4) We went to Yorkshire, hiked across moorland and enjoyed both watching and riding on the steam trains. It was fabulous to see the excitement of the boys at seeing the workings of the engines, the great clouds of steam, being allowed to climb up into the engine compartment with the driver, watching them fill the tank with water etc. We spent a whole day around the railways, and because there were not so many children around, the boys were really able to make the most of the opportunities to see and explore much.

5) During our trip to Yorkshire, we visited a Baptist Church. It brought great refreshment and encouragement and my five year old was keen to come for the evening service (it was his first time of coming to evening church, as where we currently attend does not have an evening service). It was such a wonderful encouragement to sit with my son hearing the Word of God and worshipping together, and it was a delight to see his hunger for these things. An added encouragement was some teaching on the Sabbath, which was much in keeping with my understanding of things; I think God put that there, just to specifically encourage us on that point. 

6) Planning for the future, we now know that we will move back to East Africa next year, for several years.
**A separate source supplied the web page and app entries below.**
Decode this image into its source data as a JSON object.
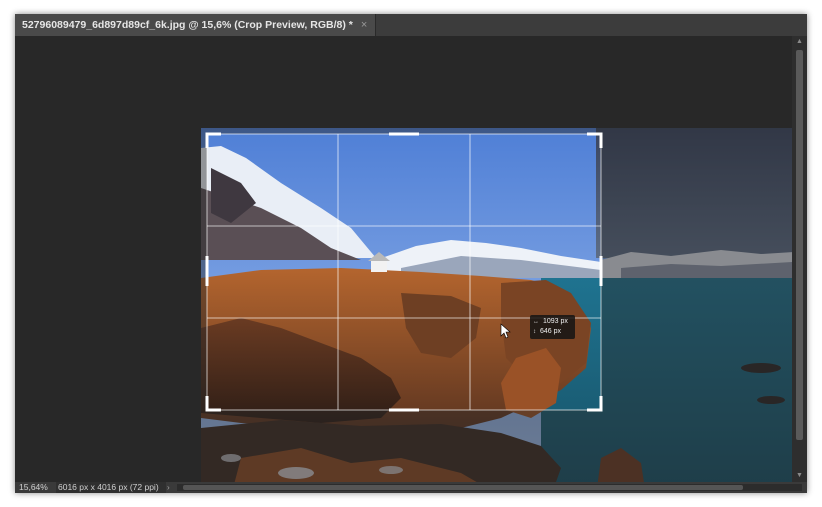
{
  "tab": {
    "title": "52796089479_6d897d89cf_6k.jpg @ 15,6% (Crop Preview, RGB/8) *",
    "close_glyph": "×"
  },
  "status": {
    "zoom": "15,64%",
    "document_size": "6016 px x 4016 px (72 ppi)",
    "arrow_glyph": "›"
  },
  "crop_readout": {
    "width": "1093 px",
    "height": "646 px",
    "width_icon": "width-icon",
    "height_icon": "height-icon"
  },
  "colors": {
    "window_bg": "#282828",
    "tab_active": "#4a4a4a",
    "crop_handle": "#ffffff",
    "sea": "#1e6f88",
    "rock": "#a3582a"
  }
}
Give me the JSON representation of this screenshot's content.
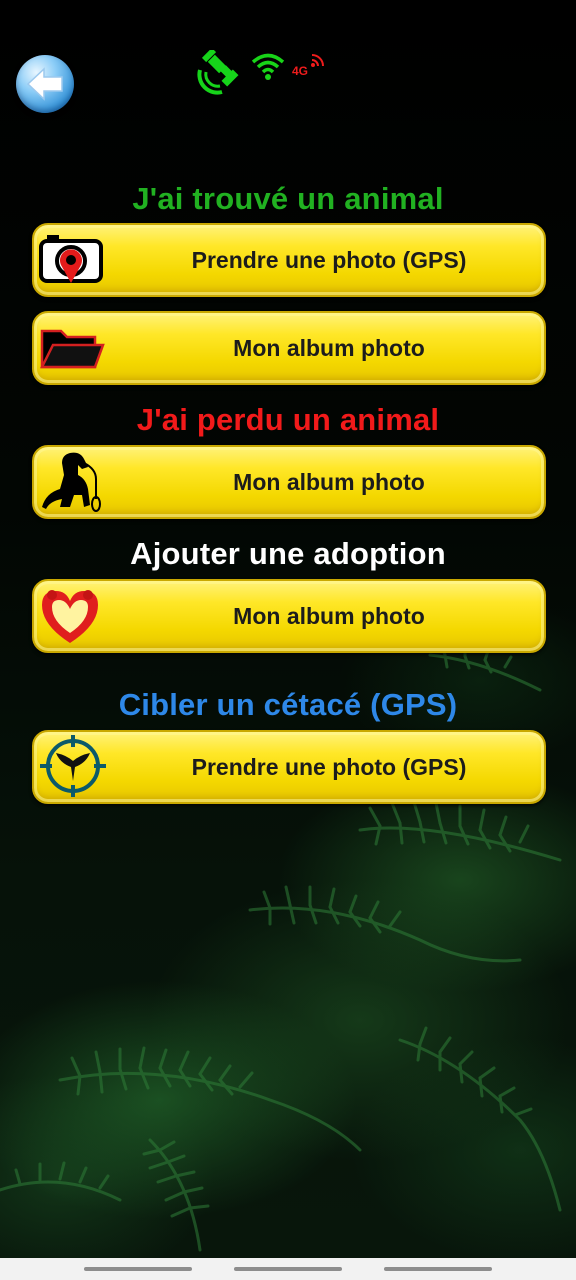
{
  "top_bar": {
    "back_icon": "back-arrow-icon",
    "status_icons": [
      "satellite-icon",
      "wifi-icon",
      "network-4g-icon"
    ],
    "network_label": "4G"
  },
  "sections": [
    {
      "heading": "J'ai trouvé un animal",
      "heading_color": "#21b121",
      "buttons": [
        {
          "label": "Prendre une photo (GPS)",
          "icon": "camera-gps-icon"
        },
        {
          "label": "Mon album photo",
          "icon": "folder-icon"
        }
      ]
    },
    {
      "heading": "J'ai perdu un animal",
      "heading_color": "#f21a1a",
      "buttons": [
        {
          "label": "Mon album photo",
          "icon": "dog-leash-icon"
        }
      ]
    },
    {
      "heading": "Ajouter une adoption",
      "heading_color": "#ffffff",
      "buttons": [
        {
          "label": "Mon album photo",
          "icon": "heart-icon"
        }
      ]
    },
    {
      "heading": "Cibler un cétacé (GPS)",
      "heading_color": "#2e88e8",
      "buttons": [
        {
          "label": "Prendre une photo (GPS)",
          "icon": "whale-tail-target-icon"
        }
      ]
    }
  ],
  "colors": {
    "button_yellow": "#ffe728",
    "background": "#000000"
  }
}
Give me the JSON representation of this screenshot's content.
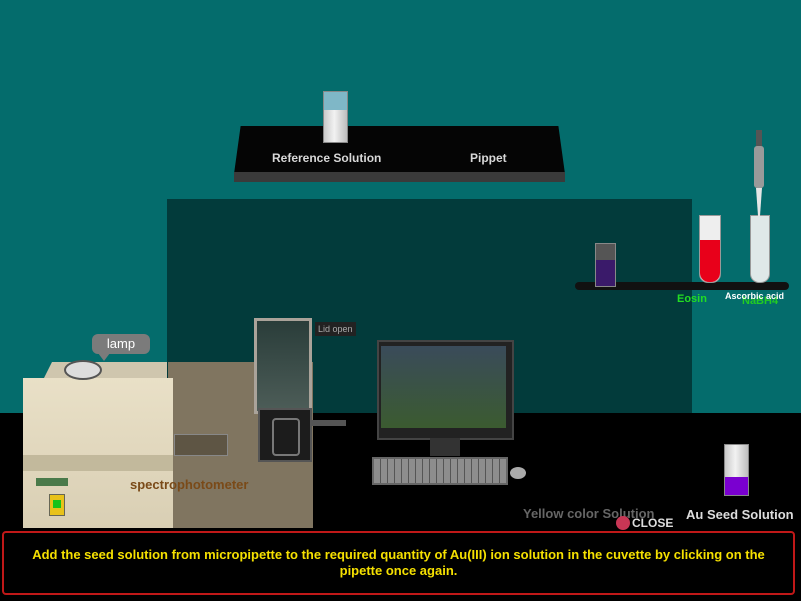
{
  "shelf": {
    "reference_label": "Reference Solution",
    "pipette_label": "Pippet"
  },
  "side_shelf": {
    "eosin_label": "Eosin",
    "nabh4_label": "NaBH4",
    "ascorbic_label": "Ascorbic acid"
  },
  "instrument": {
    "lamp_label": "lamp",
    "lid_label": "Lid open",
    "name_label": "spectrophotometer"
  },
  "bench": {
    "yellow_label": "Yellow color Solution",
    "seed_label": "Au Seed Solution",
    "close_label": "CLOSE"
  },
  "instruction": {
    "text": "Add the seed solution from micropipette to the required quantity of Au(III) ion solution in the cuvette by clicking on the pipette once again."
  },
  "colors": {
    "wall": "#046c6c",
    "instruction_text": "#f5e000",
    "instruction_border": "#c01818",
    "eosin_label": "#22dd22",
    "red_solution": "#e8001a",
    "purple_solution": "#7a00d0"
  },
  "icons": [
    "lamp-icon",
    "close-icon",
    "pipette-icon"
  ]
}
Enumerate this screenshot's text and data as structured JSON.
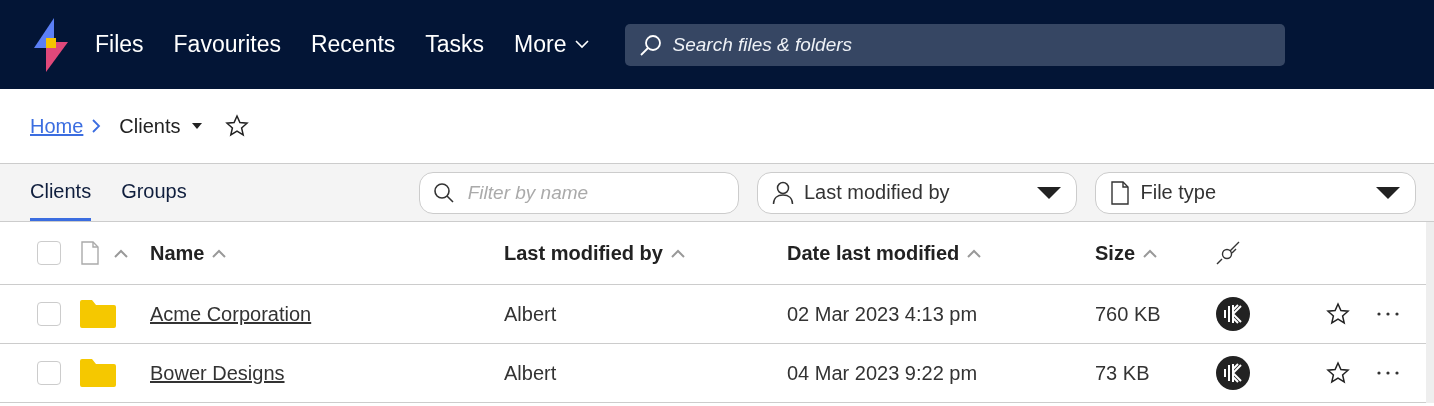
{
  "nav": {
    "items": [
      {
        "label": "Files",
        "kind": "link"
      },
      {
        "label": "Favourites",
        "kind": "link"
      },
      {
        "label": "Recents",
        "kind": "link"
      },
      {
        "label": "Tasks",
        "kind": "link"
      },
      {
        "label": "More",
        "kind": "menu"
      }
    ],
    "search": {
      "placeholder": "Search files & folders"
    }
  },
  "breadcrumb": {
    "items": [
      {
        "label": "Home",
        "kind": "link"
      },
      {
        "label": "Clients",
        "kind": "current"
      }
    ],
    "favourite": false
  },
  "tabs": [
    {
      "label": "Clients",
      "selected": true
    },
    {
      "label": "Groups",
      "selected": false
    }
  ],
  "filters": {
    "name": {
      "placeholder": "Filter by name"
    },
    "dropdowns": [
      {
        "label": "Last modified by",
        "kind": "person"
      },
      {
        "label": "File type",
        "kind": "file"
      }
    ]
  },
  "table": {
    "select_all_checked": false,
    "columns": [
      "Name",
      "Last modified by",
      "Date last modified",
      "Size"
    ],
    "rows": [
      {
        "name": "Acme Corporation",
        "modified_by": "Albert",
        "date": "02 Mar 2023 4:13 pm",
        "size": "760 KB",
        "checked": false,
        "favourite": false
      },
      {
        "name": "Bower Designs",
        "modified_by": "Albert",
        "date": "04 Mar 2023 9:22 pm",
        "size": "73 KB",
        "checked": false,
        "favourite": false
      }
    ]
  }
}
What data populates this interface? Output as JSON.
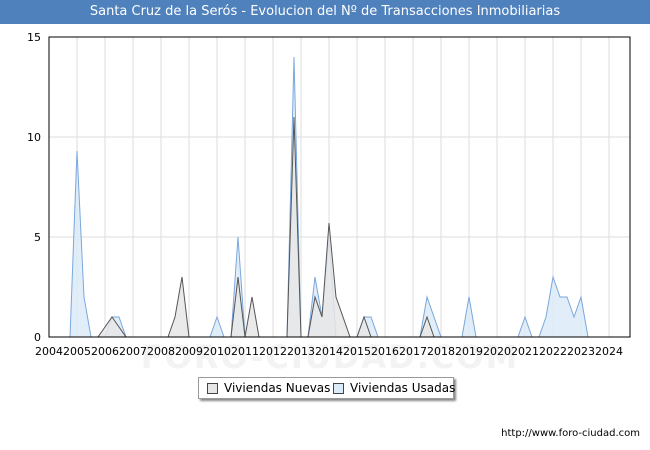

It is great to consider how our education will continue to build on what we are already doing, and to feel confident that by home educating, we can keep this area of their lives relatively stable in the face of much change. Partly because we know we will be moving on, we are keen to make the most of the opportunities which are so abundant in the UK – libraries, museums, art galleries, exhibitions, festivals, sports lessons etc. I think when you live between two very different worlds as we have done, and will continue to do, the glass is always ‘half-full’ as we embrace the unique opportunities that exist where we currently are.


7) Dressing up. This is something a little unexpected for me since we never did it as children, but I’ve been astonished to see how the boys get ‘into character’ with costumes, and start to act out things they have read about in their books. At Christmas, we had built a giant castle in the living room, out of the three-ply cardboard box that the electric piano arrived in. We had several fun lessons making shields and armour, and then they boys would often act out the roles of king and visitor, of attacker and defender (and yes, occasionally got a little rough at times). This week, one of the boys dressed up as Henry the 8th in the art gallery, and rather than bouncing off the ceiling as he normally does, he was very stately and regal for about an hour. He was particularly thrilled to be allowed up to see the painting of Henry the 8th whilst in his costume, and also told other visitors to the gallery all about what he was doing (quite factually correct). The only downside was that the only costume that fit my 5 year old was a dragon costume, and after having crawled around the art gallery, the dragon then ate King Henry. History has been rewritten it would seem… But in seriousness, I’m going to put together a ‘dressing up’ box before our next big move.

It's been a busy time lately, with big decisions being made - this is why I have written less in depth here. But I was keen to share an assortment of encouragements to remind you of the benefits of a method of education which can be tailored to the needs of your family and to each individual child.